Located 2,600 miles southwest of Hawaii, the National Park of American Samoa is the most remote unit of the National Park System and the U.S. National Park south of the Equator. The Park spreads across three islands, 9,500 acres of tropical rainforest, and 4,000 acres of ocean, including coral reefs. While remote, the islands of American Samoa, true to the meaning of the word Samoa (Islands of Sacred Earth), are welcoming and offer beautiful landscapes and centuries of culture and history.
Seasoned backpacker and adventurer Yang Lu earned the grand prize in the 2015 Share the Experience photo contest with this image of a sunburst captured at sunrise in Glen Canyon National Recreation Area, Utah. Yang has made the outdoors part of his daily life and finds deep connection to the land through his lens.
“My photography is not just for recreation, it is to inspire people to explore these areas." -- Yang Lu
Photo by Yang Lu (www.sharetheexperience.org).
The plantings of cherry trees originated in 1912 as a gift of friendship to the People of the United States from the People of Japan. In Japan, the flowering cherry tree, or "Sakura," is an exalted flowering plant. The beauty of the cherry blossom is a potent symbol equated with the evanescence of human life and epitomizes the transformation of Japanese culture throughout the ages.
Strickland Lauds Agreement on Land Conveyance in Grand Teton National Park
Office of the Secretary
Last edited 4/25/2016
WASHINGTON -- Assistant Secretary of the Interior for Fish and Wildlife and Parks Tom Strickland commended the Wyoming Board of Land Commissioners for approving an agreement to convey approximately 1,400 acres of state-owned land within Grand Teton National Park to the department in exchange for an appraised value of approximately $107 million.
“By entering into this agreement, Wyoming is ensuring the conservation of these lands as part of Grand Teton National Park while providing revenue to support state school systems,” Strickland said. “This is an agreement in which everyone -- the park, the state, and the citizens of Wyoming -- comes out ahead.”
Wyoming has owned the lands within the park since 1890 when it gained statehood and the federal government granted it lands to be held in trust to provide revenue for its schools.
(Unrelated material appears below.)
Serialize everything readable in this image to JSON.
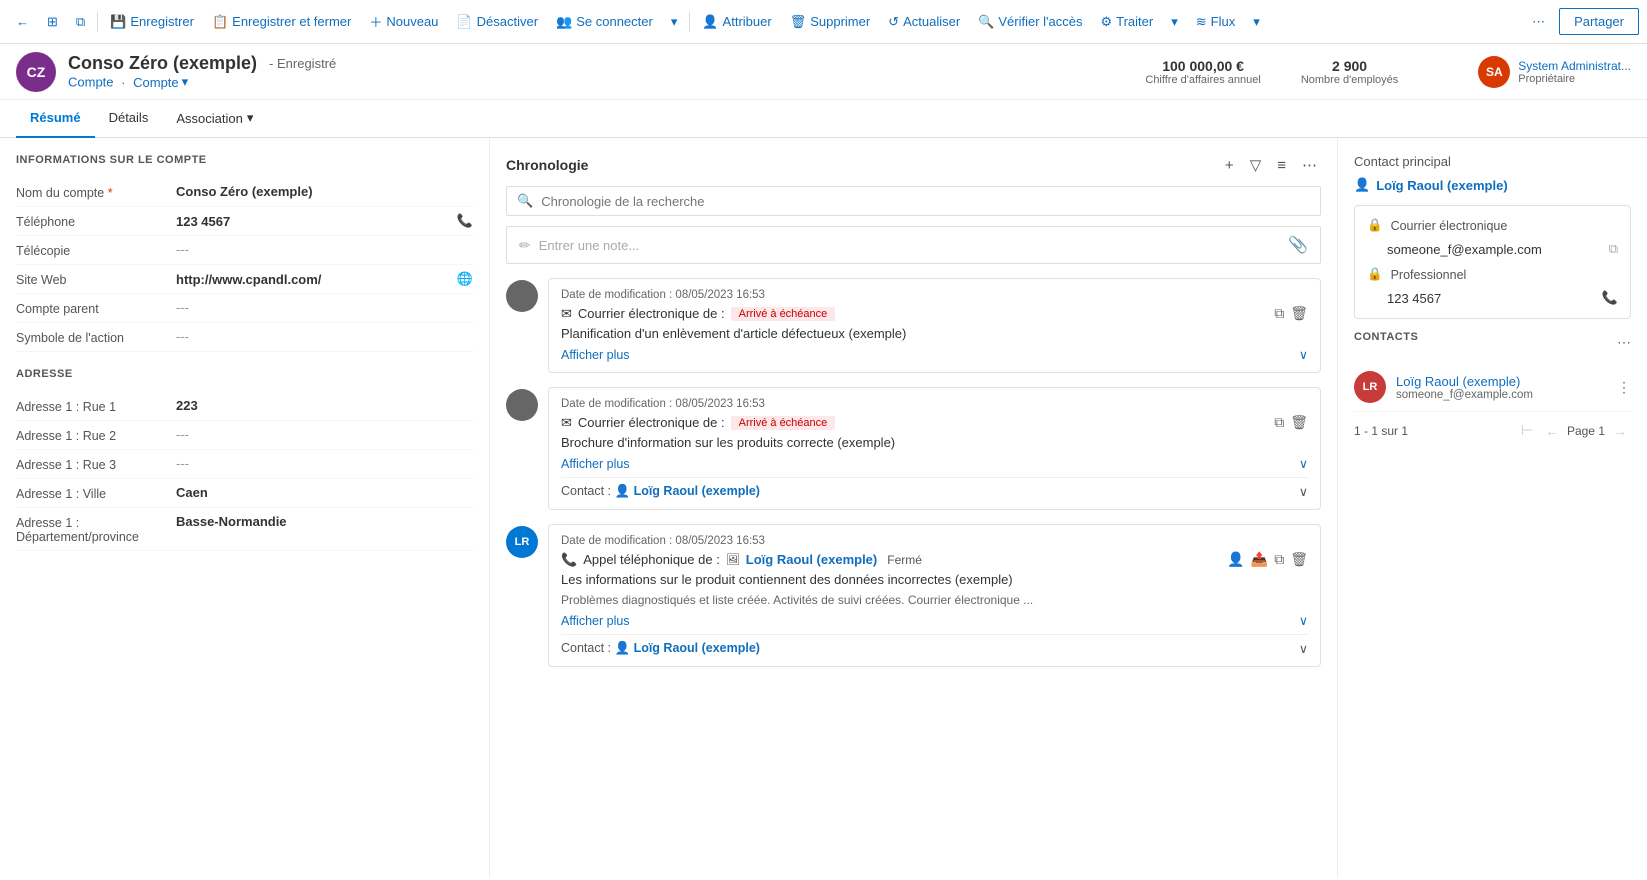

Approximately 1,366 acres of these school trust lands were subsequently included as inholdings within the boundaries of Grand Teton National Park when the park was established in 1950. In addition, the State of Wyoming also holds title to 40 acres of subsurface mineral rights within the park.
The state-owned land within the park has not generated much income for the schools, and Congress passed legislation in 2003 to allow the department to enter into a land conveyance agreement with the state.
The completion of the land acquisition is contingent upon congressional appropriations and possible additional authorizing legislation.